Thomas Webb of Boston, Massachusetts, writes J. S. Emery in Brandon, Vermont, to tell him of various places in Maine and New Hampshire that would like someone from Kansas to speak to them. Webb informs Emery that the group in New Hampshire is interested in securing recruits to go to Kansas, but that Emery's principal purpose is to raise money for the Relief Fund. He writes Emery that the sponsoring group should cover his expenses, that they should take contributions at any public meeting and that they should establish a committee for soliciting funds locally. Webb also describes an incident where Missourians seized a box they thought contained weapons, but it housed a rosewood piano. Webb also mentions that Charles Robinson was in Washington, D. C.


Topeka Constitutional Convention

Topeka Constitutional Convention
Date: October 30, 1855
During this session of the constitutional convention, delegates dealt briefly with the question of "an immediate organization of a State Government," a highly controversial issue, and considered a report on the militia. Lively debate on the latter issue seems to have followed, although not much detail is given here, with Charles Robinson offering an amendment "striking out the word white--" This presumably would have had the effect of making African Americans and Indians eligible for service, but the amendment failed seven to twenty-four. Not surprisingly Lane, Holliday, Delahay, and Parrott were among those voting in the negative. The convention also addressed the franchise and "Negro exclusion," but little detail is provided here. (For more, see newspaper coverage, New York Daily Times, in Webb Scrapbook, v. 6, pp. 237.)


Topeka Constitutional Convention journal

Topeka Constitutional Convention journal
Date: October 31, 1855
During the afternoon session of Wednesday, October 31, 1855, Jim Lane presented a "Resolution which was ordered to be entered upon the Journal of the convention--said Resolution being the instructions given by the people of the 2nd Representative District" at a Lawrence meeting of October 7. The "instructions" and Lane's resolution provided that "the question of excluding Free Negroes from the Territory" be submitted to a vote of the people on the day they voted on the constitution itself.


United States versus Edward Chapman for surety to keep the peace

United States versus Edward Chapman for surety to keep the peace
Date: December 28, 1854 - December 29, 1854
These legal documents relate to the case of the United States vs. Edward Chapman for surety to keep the peace. In an affidavit sworn before Justice of the Peace James Stanley Emery, Albert Pearl accuses Chapman of threatening to kill him on December 26, 1854 in Lawrence, Kansas Territory. On December 29, 1854 Chapman is apprehended and released on a bond recognizance, agreeing to keep the peace in the Territory of Kansas until the next term of the First District Court or pay a fine of one thousand dollars.

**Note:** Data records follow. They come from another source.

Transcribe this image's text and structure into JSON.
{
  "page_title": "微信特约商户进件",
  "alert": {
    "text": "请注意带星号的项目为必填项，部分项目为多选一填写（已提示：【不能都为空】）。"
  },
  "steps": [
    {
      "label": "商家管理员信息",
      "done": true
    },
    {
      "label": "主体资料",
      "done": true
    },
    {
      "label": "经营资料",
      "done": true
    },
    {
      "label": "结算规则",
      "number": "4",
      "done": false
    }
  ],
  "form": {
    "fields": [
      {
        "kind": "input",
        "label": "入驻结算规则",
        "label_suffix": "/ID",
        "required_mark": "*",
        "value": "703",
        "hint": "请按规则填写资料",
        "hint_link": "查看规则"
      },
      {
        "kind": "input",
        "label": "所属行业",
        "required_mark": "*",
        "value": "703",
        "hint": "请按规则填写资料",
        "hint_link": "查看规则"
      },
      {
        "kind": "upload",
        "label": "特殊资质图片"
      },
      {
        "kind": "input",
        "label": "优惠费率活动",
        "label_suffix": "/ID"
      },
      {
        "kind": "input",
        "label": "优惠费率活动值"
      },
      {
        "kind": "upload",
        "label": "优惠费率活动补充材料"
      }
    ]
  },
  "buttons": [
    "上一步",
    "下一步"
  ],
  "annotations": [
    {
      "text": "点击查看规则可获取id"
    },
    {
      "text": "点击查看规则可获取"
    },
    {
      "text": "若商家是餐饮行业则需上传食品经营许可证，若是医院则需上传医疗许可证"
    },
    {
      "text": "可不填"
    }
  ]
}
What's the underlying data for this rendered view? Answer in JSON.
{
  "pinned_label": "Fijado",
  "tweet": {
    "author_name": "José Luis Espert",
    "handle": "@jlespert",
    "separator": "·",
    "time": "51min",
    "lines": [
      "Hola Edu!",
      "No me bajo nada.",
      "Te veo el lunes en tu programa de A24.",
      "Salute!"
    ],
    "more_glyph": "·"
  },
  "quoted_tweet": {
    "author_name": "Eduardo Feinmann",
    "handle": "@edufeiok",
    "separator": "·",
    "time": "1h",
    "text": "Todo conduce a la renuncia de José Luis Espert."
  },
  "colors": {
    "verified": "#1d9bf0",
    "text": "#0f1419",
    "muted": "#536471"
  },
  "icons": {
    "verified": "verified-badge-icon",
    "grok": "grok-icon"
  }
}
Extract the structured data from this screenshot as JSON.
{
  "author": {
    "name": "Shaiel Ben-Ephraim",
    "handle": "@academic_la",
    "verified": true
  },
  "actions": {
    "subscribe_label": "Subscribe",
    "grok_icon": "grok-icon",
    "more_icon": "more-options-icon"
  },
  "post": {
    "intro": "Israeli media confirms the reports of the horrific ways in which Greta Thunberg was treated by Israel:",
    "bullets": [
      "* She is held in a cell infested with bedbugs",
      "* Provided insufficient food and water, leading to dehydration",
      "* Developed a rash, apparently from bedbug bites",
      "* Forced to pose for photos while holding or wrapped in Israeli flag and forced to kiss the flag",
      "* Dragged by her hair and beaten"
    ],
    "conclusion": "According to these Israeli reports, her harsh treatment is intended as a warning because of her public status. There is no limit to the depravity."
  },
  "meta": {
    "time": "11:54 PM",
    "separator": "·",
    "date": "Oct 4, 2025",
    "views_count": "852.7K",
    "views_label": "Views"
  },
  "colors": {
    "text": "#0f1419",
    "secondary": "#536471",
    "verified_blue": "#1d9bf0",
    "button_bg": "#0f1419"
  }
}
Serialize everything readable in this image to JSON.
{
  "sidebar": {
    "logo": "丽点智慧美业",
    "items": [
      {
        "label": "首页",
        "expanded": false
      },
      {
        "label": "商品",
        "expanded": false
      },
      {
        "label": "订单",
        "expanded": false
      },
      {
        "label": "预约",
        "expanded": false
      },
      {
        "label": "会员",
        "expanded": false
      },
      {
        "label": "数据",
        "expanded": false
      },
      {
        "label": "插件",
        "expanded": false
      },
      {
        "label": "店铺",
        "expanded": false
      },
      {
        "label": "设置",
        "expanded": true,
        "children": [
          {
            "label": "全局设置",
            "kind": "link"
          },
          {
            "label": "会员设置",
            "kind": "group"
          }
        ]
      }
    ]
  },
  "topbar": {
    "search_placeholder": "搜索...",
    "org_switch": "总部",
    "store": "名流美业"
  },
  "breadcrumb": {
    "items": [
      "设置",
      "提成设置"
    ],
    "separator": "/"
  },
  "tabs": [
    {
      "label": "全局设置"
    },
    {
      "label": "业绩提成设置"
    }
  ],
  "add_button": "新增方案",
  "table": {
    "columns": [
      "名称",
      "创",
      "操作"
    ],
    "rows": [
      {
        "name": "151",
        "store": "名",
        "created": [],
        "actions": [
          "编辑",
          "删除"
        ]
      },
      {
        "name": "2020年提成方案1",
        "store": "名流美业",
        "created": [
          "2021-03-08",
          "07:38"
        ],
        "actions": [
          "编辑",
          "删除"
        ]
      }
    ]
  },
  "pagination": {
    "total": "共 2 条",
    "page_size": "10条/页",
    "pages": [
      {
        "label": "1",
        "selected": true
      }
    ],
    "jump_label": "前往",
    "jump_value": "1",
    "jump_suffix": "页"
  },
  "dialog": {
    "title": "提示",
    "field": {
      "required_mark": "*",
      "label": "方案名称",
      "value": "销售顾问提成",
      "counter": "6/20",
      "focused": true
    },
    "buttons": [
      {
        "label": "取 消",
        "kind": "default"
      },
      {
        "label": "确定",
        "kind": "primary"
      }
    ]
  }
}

Showing 1 - 24

Copyright © 2007-2019 - Kansas Historical Society - Contact Us
This website was developed in part with funding provided by the Information Network of Kansas.